How do you feel about the way it turned out?
I think it turned out fantastic. It is not intended to be conventional at all, it was purely to strike an emotion that the film conveyed. I was always a fan of Warhol’s screen test series because at first glance you might miss it, but as you continued to watch them you start to pick up on the subtle narrative that they conveyed. That narrative could be insecurity, anger, disconnect or many other attributes, but it is always there and until you relax and give your complete focus to it, you might not see it.
Had you ever done anything like this before? What did you most enjoy about the experience?
I’ve been dabbling a little bit with visual/audio pieces in recent years. I did a music video for one of my tracks on my last album called “Is this Revolution?” featuring The Spaceape out of the UK. It featured 2186 still images and text flashing at ½ a second each to play out a narrative of the song, pretty much a complete opposite of what I did with Tom for “The Coldlands.” These days the basic concepts of how audio and film software work are very similar, so it has been easy to get my feet wet and play around with film and visuals.
Do you have a favorite film soundtrack, or a favorite film moment where the music and the visuals work together to evoke a feeling or emotion that’s particularly memorable?
Here is a top five of some of my favorites.
5. “Lucifer Rising” 1972
Director: Keneth Anger
Music: Bobby Beausoleil
“Lucifer Rising” is a short film by director Kenneth Anger. The film was completed in 1972 but was only widely distributed in 1980. Anger began filming around 1966, hiring a young musician named Bobby Beausoleil to act and compose the soundtrack. The film was abandoned in 1967 because Anger claimed the film footage had been stolen by Beausoleil. (Beausoleil and others said that Anger had simply spent all the money for the film). Anger then used some of the existing footage in another short film, “Invocation of My Demon Brother.” Beausoleil was convicted of killing Gary Hinman under the orders of Charles Manson in 1970. Anger began filming again several years later, with British singer Marianne Faithfull appearing in the film. Jimmy Page was brought in to record the soundtrack, but after he had a falling out with Anger, he was replaced by Beausoleil, who wrote and recorded the music in prison.

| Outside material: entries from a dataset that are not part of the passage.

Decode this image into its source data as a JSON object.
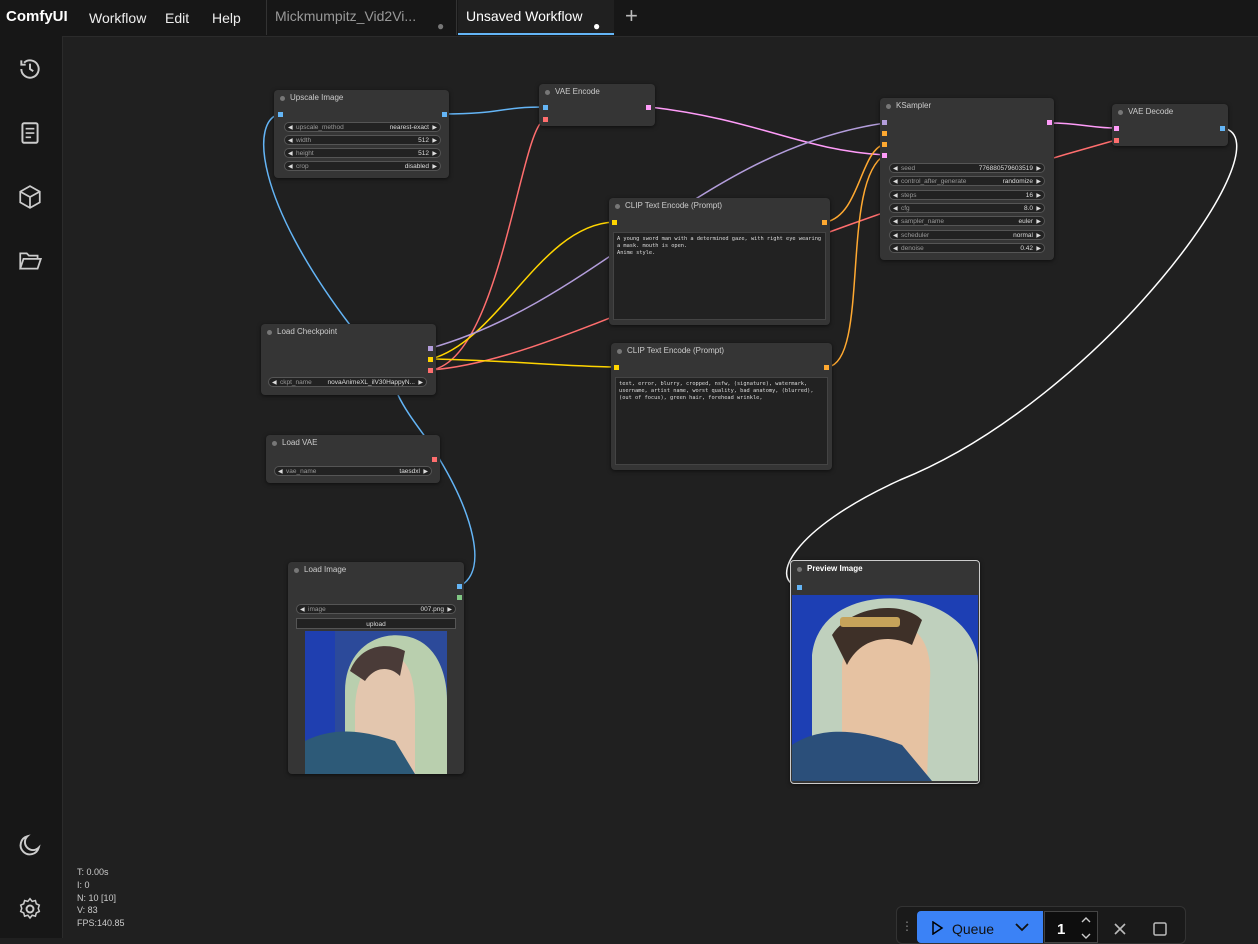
{
  "app": {
    "brand": "ComfyUI",
    "menus": [
      "Workflow",
      "Edit",
      "Help"
    ]
  },
  "tabs": [
    {
      "label": "Mickmumpitz_Vid2Vi...",
      "active": false
    },
    {
      "label": "Unsaved Workflow",
      "active": true
    }
  ],
  "sidebar_icons": [
    "history-icon",
    "book-icon",
    "cube-icon",
    "folder-open-icon",
    "moon-icon",
    "gear-icon"
  ],
  "nodes": {
    "upscale": {
      "title": "Upscale Image",
      "widgets": [
        {
          "label": "upscale_method",
          "value": "nearest-exact"
        },
        {
          "label": "width",
          "value": "512"
        },
        {
          "label": "height",
          "value": "512"
        },
        {
          "label": "crop",
          "value": "disabled"
        }
      ]
    },
    "vae_encode": {
      "title": "VAE Encode"
    },
    "ksampler": {
      "title": "KSampler",
      "widgets": [
        {
          "label": "seed",
          "value": "776880579603519"
        },
        {
          "label": "control_after_generate",
          "value": "randomize"
        },
        {
          "label": "steps",
          "value": "16"
        },
        {
          "label": "cfg",
          "value": "8.0"
        },
        {
          "label": "sampler_name",
          "value": "euler"
        },
        {
          "label": "scheduler",
          "value": "normal"
        },
        {
          "label": "denoise",
          "value": "0.42"
        }
      ]
    },
    "vae_decode": {
      "title": "VAE Decode"
    },
    "clip_pos": {
      "title": "CLIP Text Encode (Prompt)",
      "text": "A young sword man with a determined gaze, with right eye wearing a mask. mouth is open.\nAnime style."
    },
    "clip_neg": {
      "title": "CLIP Text Encode (Prompt)",
      "text": "text, error, blurry, cropped, nsfw, (signature), watermark, username, artist name, worst quality, bad anatomy, (blurred), (out of focus), green hair, forehead wrinkle,"
    },
    "checkpoint": {
      "title": "Load Checkpoint",
      "widgets": [
        {
          "label": "ckpt_name",
          "value": "novaAnimeXL_ilV30HappyN..."
        }
      ]
    },
    "load_vae": {
      "title": "Load VAE",
      "widgets": [
        {
          "label": "vae_name",
          "value": "taesdxl"
        }
      ]
    },
    "load_image": {
      "title": "Load Image",
      "widgets": [
        {
          "label": "image",
          "value": "007.png"
        }
      ],
      "upload": "upload"
    },
    "preview": {
      "title": "Preview Image"
    }
  },
  "stats": {
    "t": "T: 0.00s",
    "i": "I: 0",
    "n": "N: 10 [10]",
    "v": "V: 83",
    "fps": "FPS:140.85"
  },
  "queue": {
    "label": "Queue",
    "count": "1"
  },
  "colors": {
    "latent": "#ff9cf9",
    "image": "#64b5f6",
    "vae": "#ff6e6e",
    "conditioning": "#ffd500",
    "clip": "#ffd500",
    "model": "#b39ddb"
  }
}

4. “Zabriskie Point” 1970
Director: Michelangelo Antonioni
Music: Pink Floyd
Italian director Michelangelo Antonioni widely best known for his 1966 film “Blowup” made what eventually became a cult classic, but at the time a commercial failure with “Zabriskie Point.” It was a ground breaking movie depicting the American counter culture with a score by Pink Floyd, Grateful Dead and others.

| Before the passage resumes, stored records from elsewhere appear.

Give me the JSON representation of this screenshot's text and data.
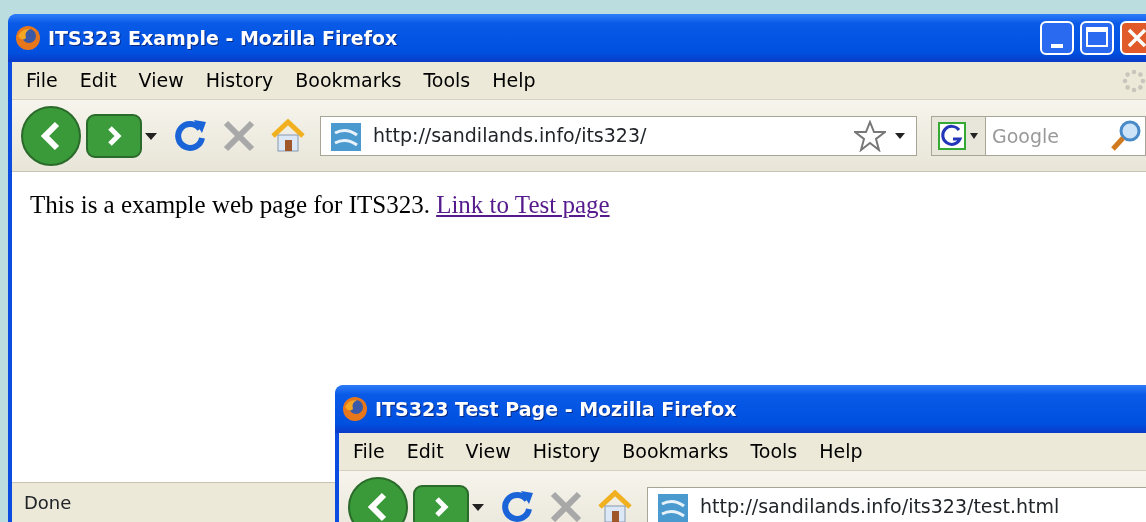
{
  "windows": [
    {
      "title": "ITS323 Example - Mozilla Firefox",
      "caption_buttons": true,
      "menu": [
        "File",
        "Edit",
        "View",
        "History",
        "Bookmarks",
        "Tools",
        "Help"
      ],
      "address": "http://sandilands.info/its323/",
      "search": {
        "placeholder": "Google"
      },
      "content": {
        "text": "This is a example web page for ITS323.",
        "link": "Link to Test page"
      },
      "status": "Done"
    },
    {
      "title": "ITS323 Test Page - Mozilla Firefox",
      "menu": [
        "File",
        "Edit",
        "View",
        "History",
        "Bookmarks",
        "Tools",
        "Help"
      ],
      "address": "http://sandilands.info/its323/test.html"
    }
  ]
}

Director: Uli Edel
Music: David Bowie
This German cult classic finds a 14 year old girl in 1970’s West Berlin lost in a culture searching for her identity. She finds comfort in heroin and the music of David Bowie while she works her way thru the trials of youth and desperation.
2. “Babylon” 1980
Director: Franco Rosso
Music: Jah Shaka/Denis Bovell
Filmed in Brixton in the late 70’s it documents UK’s Soundsystem Culture with legendary footage of Jah Shaka, Aswad and others.
Director: Stanley Kubrick
Music: Wendy Carlos
While electronic music has become a household name and new generations are praising it’s founding fathers Kraftwerk & Giorgio Moroder, little attention has been given to Electronic Music’s founding mother, Wendy Carlos. Born Walter Carlos in 1939 she was an openly transgendered woman that won three Grammy awards for the ground breaking Switched on Bach album, but it was her iconic work that she did in the film “Clockwork Orange” that in the world of movie scores and soundtracks put her in a league of her own.
David Daley is the editor-in-chief of SalonMore David Daley.